§ INSTRUCTIONS FOR THE TASK
Quote every line below exactly as it reads.

──────── MATERIAL PROVIDED

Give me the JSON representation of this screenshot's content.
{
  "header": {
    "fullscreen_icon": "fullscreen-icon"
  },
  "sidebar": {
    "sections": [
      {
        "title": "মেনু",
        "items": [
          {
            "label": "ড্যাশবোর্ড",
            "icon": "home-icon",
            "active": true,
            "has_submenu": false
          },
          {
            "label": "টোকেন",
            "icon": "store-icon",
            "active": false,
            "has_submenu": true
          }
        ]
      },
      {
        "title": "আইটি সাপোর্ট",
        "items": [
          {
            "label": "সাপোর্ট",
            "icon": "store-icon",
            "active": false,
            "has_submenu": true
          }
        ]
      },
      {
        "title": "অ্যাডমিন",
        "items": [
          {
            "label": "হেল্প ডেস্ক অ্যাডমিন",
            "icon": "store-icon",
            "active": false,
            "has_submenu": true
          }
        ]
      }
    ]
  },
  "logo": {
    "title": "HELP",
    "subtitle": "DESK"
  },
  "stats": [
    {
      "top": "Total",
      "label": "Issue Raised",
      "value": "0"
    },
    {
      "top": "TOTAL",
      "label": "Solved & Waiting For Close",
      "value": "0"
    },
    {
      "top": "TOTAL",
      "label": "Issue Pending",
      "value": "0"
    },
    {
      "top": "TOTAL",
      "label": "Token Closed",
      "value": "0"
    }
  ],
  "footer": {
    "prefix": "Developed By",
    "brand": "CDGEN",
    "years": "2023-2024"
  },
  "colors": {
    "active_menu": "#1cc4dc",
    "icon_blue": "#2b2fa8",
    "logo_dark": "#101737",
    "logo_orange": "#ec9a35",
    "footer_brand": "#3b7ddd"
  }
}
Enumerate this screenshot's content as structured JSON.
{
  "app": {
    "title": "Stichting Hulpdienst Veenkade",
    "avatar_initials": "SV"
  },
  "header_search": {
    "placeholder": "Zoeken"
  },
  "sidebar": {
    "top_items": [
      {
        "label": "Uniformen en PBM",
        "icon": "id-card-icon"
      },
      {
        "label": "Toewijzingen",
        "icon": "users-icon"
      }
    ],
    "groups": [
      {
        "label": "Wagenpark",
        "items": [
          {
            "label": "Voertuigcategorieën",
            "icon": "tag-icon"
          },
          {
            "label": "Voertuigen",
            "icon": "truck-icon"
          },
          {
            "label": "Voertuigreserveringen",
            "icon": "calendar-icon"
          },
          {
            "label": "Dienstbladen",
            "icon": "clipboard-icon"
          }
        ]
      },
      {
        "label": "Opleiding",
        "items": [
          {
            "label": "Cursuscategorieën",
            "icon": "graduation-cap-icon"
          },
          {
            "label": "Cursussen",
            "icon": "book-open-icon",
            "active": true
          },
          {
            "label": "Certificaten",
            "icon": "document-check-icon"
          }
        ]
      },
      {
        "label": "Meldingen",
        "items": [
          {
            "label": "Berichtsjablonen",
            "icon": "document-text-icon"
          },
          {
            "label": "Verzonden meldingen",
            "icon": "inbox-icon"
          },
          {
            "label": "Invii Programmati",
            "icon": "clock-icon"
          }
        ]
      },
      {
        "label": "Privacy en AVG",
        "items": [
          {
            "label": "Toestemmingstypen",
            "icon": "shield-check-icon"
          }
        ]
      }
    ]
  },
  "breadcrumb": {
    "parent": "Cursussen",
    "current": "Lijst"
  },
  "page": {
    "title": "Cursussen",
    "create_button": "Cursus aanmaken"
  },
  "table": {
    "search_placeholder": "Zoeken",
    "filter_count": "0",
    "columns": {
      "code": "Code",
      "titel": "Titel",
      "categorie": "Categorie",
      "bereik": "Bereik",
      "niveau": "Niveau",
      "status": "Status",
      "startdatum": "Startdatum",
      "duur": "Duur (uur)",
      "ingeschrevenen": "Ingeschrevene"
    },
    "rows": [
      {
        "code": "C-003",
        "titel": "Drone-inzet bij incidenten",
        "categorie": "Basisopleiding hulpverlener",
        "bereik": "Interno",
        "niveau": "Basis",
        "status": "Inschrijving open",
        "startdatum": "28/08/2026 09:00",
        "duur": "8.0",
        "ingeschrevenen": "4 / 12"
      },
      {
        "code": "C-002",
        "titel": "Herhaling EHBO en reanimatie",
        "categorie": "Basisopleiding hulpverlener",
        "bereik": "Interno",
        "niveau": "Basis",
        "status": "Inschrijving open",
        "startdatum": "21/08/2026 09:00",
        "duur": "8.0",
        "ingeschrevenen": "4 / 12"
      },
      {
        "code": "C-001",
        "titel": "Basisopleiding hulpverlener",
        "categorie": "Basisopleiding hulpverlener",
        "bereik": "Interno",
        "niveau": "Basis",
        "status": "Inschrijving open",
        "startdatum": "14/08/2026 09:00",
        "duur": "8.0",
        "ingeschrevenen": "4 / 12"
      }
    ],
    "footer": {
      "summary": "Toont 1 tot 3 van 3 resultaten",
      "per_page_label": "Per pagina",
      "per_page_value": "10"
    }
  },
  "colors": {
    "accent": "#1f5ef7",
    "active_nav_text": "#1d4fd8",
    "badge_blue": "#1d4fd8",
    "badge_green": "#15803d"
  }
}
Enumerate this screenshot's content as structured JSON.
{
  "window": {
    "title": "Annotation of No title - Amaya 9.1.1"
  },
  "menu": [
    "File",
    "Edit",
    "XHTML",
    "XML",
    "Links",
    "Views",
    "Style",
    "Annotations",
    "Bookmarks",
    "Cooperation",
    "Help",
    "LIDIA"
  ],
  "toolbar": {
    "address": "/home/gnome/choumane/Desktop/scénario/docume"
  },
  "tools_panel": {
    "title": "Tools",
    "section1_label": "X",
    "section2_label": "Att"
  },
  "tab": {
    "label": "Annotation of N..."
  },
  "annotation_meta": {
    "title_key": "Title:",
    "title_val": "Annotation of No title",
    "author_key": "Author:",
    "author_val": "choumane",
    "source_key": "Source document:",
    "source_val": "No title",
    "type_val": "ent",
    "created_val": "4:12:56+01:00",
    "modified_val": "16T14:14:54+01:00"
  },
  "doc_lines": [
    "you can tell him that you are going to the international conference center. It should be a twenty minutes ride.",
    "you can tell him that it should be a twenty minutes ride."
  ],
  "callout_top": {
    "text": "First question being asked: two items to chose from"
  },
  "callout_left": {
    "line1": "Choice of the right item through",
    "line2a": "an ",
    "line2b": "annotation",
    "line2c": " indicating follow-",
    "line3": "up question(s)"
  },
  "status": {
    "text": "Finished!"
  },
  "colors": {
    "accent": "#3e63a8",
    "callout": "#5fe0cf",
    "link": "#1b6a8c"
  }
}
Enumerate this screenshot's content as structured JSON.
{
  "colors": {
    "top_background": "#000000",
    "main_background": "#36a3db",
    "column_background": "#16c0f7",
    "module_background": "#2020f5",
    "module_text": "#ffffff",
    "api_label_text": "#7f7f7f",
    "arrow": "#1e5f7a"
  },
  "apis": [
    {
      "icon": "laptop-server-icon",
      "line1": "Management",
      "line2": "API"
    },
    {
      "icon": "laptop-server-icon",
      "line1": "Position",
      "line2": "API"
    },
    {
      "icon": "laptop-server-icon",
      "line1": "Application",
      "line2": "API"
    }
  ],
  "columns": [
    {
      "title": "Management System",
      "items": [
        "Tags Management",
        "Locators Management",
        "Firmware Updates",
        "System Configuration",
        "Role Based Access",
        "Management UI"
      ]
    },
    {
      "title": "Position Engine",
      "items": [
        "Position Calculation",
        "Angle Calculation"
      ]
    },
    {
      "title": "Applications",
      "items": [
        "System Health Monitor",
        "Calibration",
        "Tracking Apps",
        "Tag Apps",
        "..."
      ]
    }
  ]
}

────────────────

§ EXERCISE RESULT
Give me the JSON representation of this screenshot's content.
{
  "header": {
    "fullscreen_icon": "fullscreen-icon"
  },
  "sidebar": {
    "sections": [
      {
        "title": "মেনু",
        "items": [
          {
            "label": "ড্যাশবোর্ড",
            "icon": "home-icon",
            "active": true,
            "has_submenu": false
          },
          {
            "label": "টোকেন",
            "icon": "store-icon",
            "active": false,
            "has_submenu": true
          }
        ]
      },
      {
        "title": "আইটি সাপোর্ট",
        "items": [
          {
            "label": "সাপোর্ট",
            "icon": "store-icon",
            "active": false,
            "has_submenu": true
          }
        ]
      },
      {
        "title": "অ্যাডমিন",
        "items": [
          {
            "label": "হেল্প ডেস্ক অ্যাডমিন",
            "icon": "store-icon",
            "active": false,
            "has_submenu": true
          }
        ]
      }
    ]
  },
  "logo": {
    "title": "HELP",
    "subtitle": "DESK"
  },
  "stats": [
    {
      "top": "Total",
      "label": "Issue Raised",
      "value": "0"
    },
    {
      "top": "TOTAL",
      "label": "Solved & Waiting For Close",
      "value": "0"
    },
    {
      "top": "TOTAL",
      "label": "Issue Pending",
      "value": "0"
    },
    {
      "top": "TOTAL",
      "label": "Token Closed",
      "value": "0"
    }
  ],
  "footer": {
    "prefix": "Developed By",
    "brand": "CDGEN",
    "years": "2023-2024"
  },
  "colors": {
    "active_menu": "#1cc4dc",
    "icon_blue": "#2b2fa8",
    "logo_dark": "#101737",
    "logo_orange": "#ec9a35",
    "footer_brand": "#3b7ddd"
  }
}
Enumerate this screenshot's content as structured JSON.
{
  "app": {
    "title": "Stichting Hulpdienst Veenkade",
    "avatar_initials": "SV"
  },
  "header_search": {
    "placeholder": "Zoeken"
  },
  "sidebar": {
    "top_items": [
      {
        "label": "Uniformen en PBM",
        "icon": "id-card-icon"
      },
      {
        "label": "Toewijzingen",
        "icon": "users-icon"
      }
    ],
    "groups": [
      {
        "label": "Wagenpark",
        "items": [
          {
            "label": "Voertuigcategorieën",
            "icon": "tag-icon"
          },
          {
            "label": "Voertuigen",
            "icon": "truck-icon"
          },
          {
            "label": "Voertuigreserveringen",
            "icon": "calendar-icon"
          },
          {
            "label": "Dienstbladen",
            "icon": "clipboard-icon"
          }
        ]
      },
      {
        "label": "Opleiding",
        "items": [
          {
            "label": "Cursuscategorieën",
            "icon": "graduation-cap-icon"
          },
          {
            "label": "Cursussen",
            "icon": "book-open-icon",
            "active": true
          },
          {
            "label": "Certificaten",
            "icon": "document-check-icon"
          }
        ]
      },
      {
        "label": "Meldingen",
        "items": [
          {
            "label": "Berichtsjablonen",
            "icon": "document-text-icon"
          },
          {
            "label": "Verzonden meldingen",
            "icon": "inbox-icon"
          },
          {
            "label": "Invii Programmati",
            "icon": "clock-icon"
          }
        ]
      },
      {
        "label": "Privacy en AVG",
        "items": [
          {
            "label": "Toestemmingstypen",
            "icon": "shield-check-icon"
          }
        ]
      }
    ]
  },
  "breadcrumb": {
    "parent": "Cursussen",
    "current": "Lijst"
  },
  "page": {
    "title": "Cursussen",
    "create_button": "Cursus aanmaken"
  },
  "table": {
    "search_placeholder": "Zoeken",
    "filter_count": "0",
    "columns": {
      "code": "Code",
      "titel": "Titel",
      "categorie": "Categorie",
      "bereik": "Bereik",
      "niveau": "Niveau",
      "status": "Status",
      "startdatum": "Startdatum",
      "duur": "Duur (uur)",
      "ingeschrevenen": "Ingeschrevene"
    },
    "rows": [
      {
        "code": "C-003",
        "titel": "Drone-inzet bij incidenten",
        "categorie": "Basisopleiding hulpverlener",
        "bereik": "Interno",
        "niveau": "Basis",
        "status": "Inschrijving open",
        "startdatum": "28/08/2026 09:00",
        "duur": "8.0",
        "ingeschrevenen": "4 / 12"
      },
      {
        "code": "C-002",
        "titel": "Herhaling EHBO en reanimatie",
        "categorie": "Basisopleiding hulpverlener",
        "bereik": "Interno",
        "niveau": "Basis",
        "status": "Inschrijving open",
        "startdatum": "21/08/2026 09:00",
        "duur": "8.0",
        "ingeschrevenen": "4 / 12"
      },
      {
        "code": "C-001",
        "titel": "Basisopleiding hulpverlener",
        "categorie": "Basisopleiding hulpverlener",
        "bereik": "Interno",
        "niveau": "Basis",
        "status": "Inschrijving open",
        "startdatum": "14/08/2026 09:00",
        "duur": "8.0",
        "ingeschrevenen": "4 / 12"
      }
    ],
    "footer": {
      "summary": "Toont 1 tot 3 van 3 resultaten",
      "per_page_label": "Per pagina",
      "per_page_value": "10"
    }
  },
  "colors": {
    "accent": "#1f5ef7",
    "active_nav_text": "#1d4fd8",
    "badge_blue": "#1d4fd8",
    "badge_green": "#15803d"
  }
}
Enumerate this screenshot's content as structured JSON.
{
  "window": {
    "title": "Annotation of No title - Amaya 9.1.1"
  },
  "menu": [
    "File",
    "Edit",
    "XHTML",
    "XML",
    "Links",
    "Views",
    "Style",
    "Annotations",
    "Bookmarks",
    "Cooperation",
    "Help",
    "LIDIA"
  ],
  "toolbar": {
    "address": "/home/gnome/choumane/Desktop/scénario/docume"
  },
  "tools_panel": {
    "title": "Tools",
    "section1_label": "X",
    "section2_label": "Att"
  },
  "tab": {
    "label": "Annotation of N..."
  },
  "annotation_meta": {
    "title_key": "Title:",
    "title_val": "Annotation of No title",
    "author_key": "Author:",
    "author_val": "choumane",
    "source_key": "Source document:",
    "source_val": "No title",
    "type_val": "ent",
    "created_val": "4:12:56+01:00",
    "modified_val": "16T14:14:54+01:00"
  },
  "doc_lines": [
    "you can tell him that you are going to the international conference center. It should be a twenty minutes ride.",
    "you can tell him that it should be a twenty minutes ride."
  ],
  "callout_top": {
    "text": "First question being asked: two items to chose from"
  },
  "callout_left": {
    "line1": "Choice of the right item through",
    "line2a": "an ",
    "line2b": "annotation",
    "line2c": " indicating follow-",
    "line3": "up question(s)"
  },
  "status": {
    "text": "Finished!"
  },
  "colors": {
    "accent": "#3e63a8",
    "callout": "#5fe0cf",
    "link": "#1b6a8c"
  }
}
Enumerate this screenshot's content as structured JSON.
{
  "colors": {
    "top_background": "#000000",
    "main_background": "#36a3db",
    "column_background": "#16c0f7",
    "module_background": "#2020f5",
    "module_text": "#ffffff",
    "api_label_text": "#7f7f7f",
    "arrow": "#1e5f7a"
  },
  "apis": [
    {
      "icon": "laptop-server-icon",
      "line1": "Management",
      "line2": "API"
    },
    {
      "icon": "laptop-server-icon",
      "line1": "Position",
      "line2": "API"
    },
    {
      "icon": "laptop-server-icon",
      "line1": "Application",
      "line2": "API"
    }
  ],
  "columns": [
    {
      "title": "Management System",
      "items": [
        "Tags Management",
        "Locators Management",
        "Firmware Updates",
        "System Configuration",
        "Role Based Access",
        "Management UI"
      ]
    },
    {
      "title": "Position Engine",
      "items": [
        "Position Calculation",
        "Angle Calculation"
      ]
    },
    {
      "title": "Applications",
      "items": [
        "System Health Monitor",
        "Calibration",
        "Tracking Apps",
        "Tag Apps",
        "..."
      ]
    }
  ]
}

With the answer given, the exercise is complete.